Take the 2-minute tour ×
Stack Overflow is a question and answer site for professional and enthusiast programmers. It's 100% free.

Is there a javascript library that uses a description of the fields/columns to generate the page layout, then POSTs the information onClick of whatever.

The point here is that I could then simply describe my fields/columns and hit the GO button. Page rendered nicely and work is done.

Does something like this exist?

share|improve this question

2 Answers 2

Tons of them, but since the DB is typically on the server side of the application, they are usually for server side scripting languages, not client-side JS libraries.

For example, ASP.NET has tons of web controls that do exactly this.

share|improve this answer
I'll check out ASP.NET. Is there a reason this type of thing isn't done on the client side? –  jsnklln Sep 29 '11 at 16:46
Because the database is on the server side. If the DB was on the client side you wouldn't be able to share data with other users. Also, it isn't solely on the server side. It generates client side scripts and HTML for the UI. –  JohnFx Sep 29 '11 at 17:17
I understand why the DB is in once place and the client is in another. That was aimed more at your statement that this type of thing isn't done in JS libs. Maybe I'm just over impressed with how I've laid out the page. Getting parts of it right were a pain. I'm not looking forward to doing it again so I figure why not make it a lib. Thanks for your input. –  jsnklln Sep 29 '11 at 17:23
I probably should have said it isn't done COMPLETELY on the client. There is always a client side component, but there also has to be a server side piece for talking to the DB. The ASP.NET controls handle both reasonably well. –  JohnFx Sep 29 '11 at 18:52
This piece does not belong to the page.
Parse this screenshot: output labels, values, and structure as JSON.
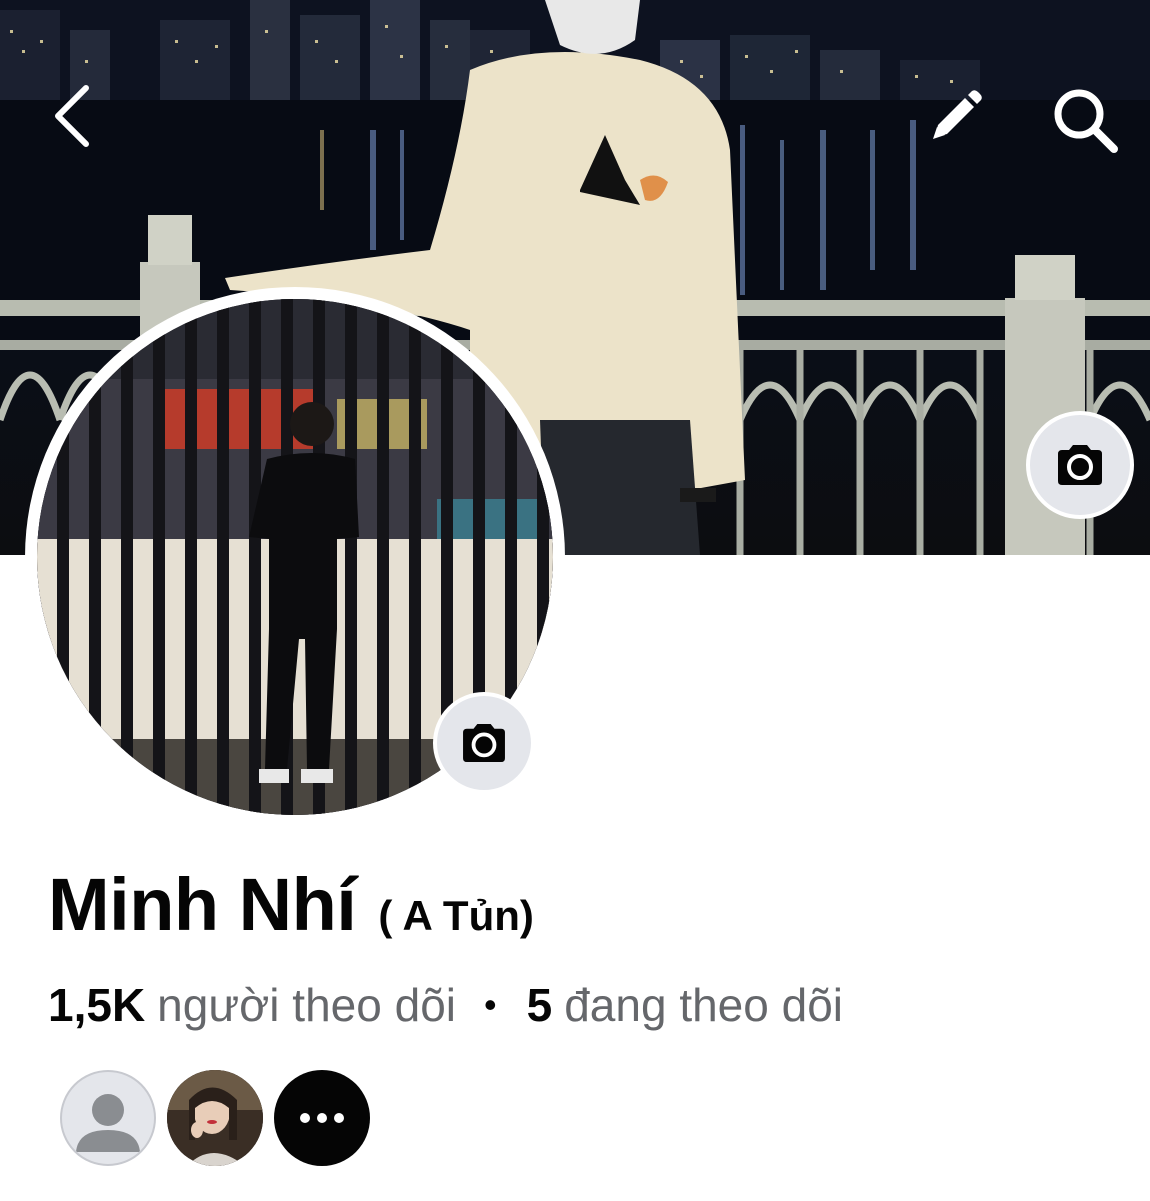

If you want to access a database via JavaScript, the database would need to expose its API through HTTP, which few SQL-based databases (like MySQL, SQL Server, etc) does. There are a few NoSQL (or document) databases that uses HTTP as their main point of interaction, though, so you might want to investigate MongoDB, RavenDB, etc.

share|improve this answer
I don't want to access the database. I realize I'll still have to POST my request. What I'm envisioning is basically just a way to simplify the setup of the form required to accept the information. –  jsnklln Sep 29 '11 at 16:44
With RavenDB and other similar databases, you will actually use POST to save new "rows" (documents) in the database. Each document type will have its own URI that you can POST, GET, PUT and DELETE to. Even the administration interface of these databases are pure HTML+CSS+JavaScript. –  asbjornu Sep 29 '11 at 16:47

Your Answer


By posting your answer, you agree to the privacy policy and terms of service.

Not the answer you're looking for? Browse other questions tagged or ask your own question.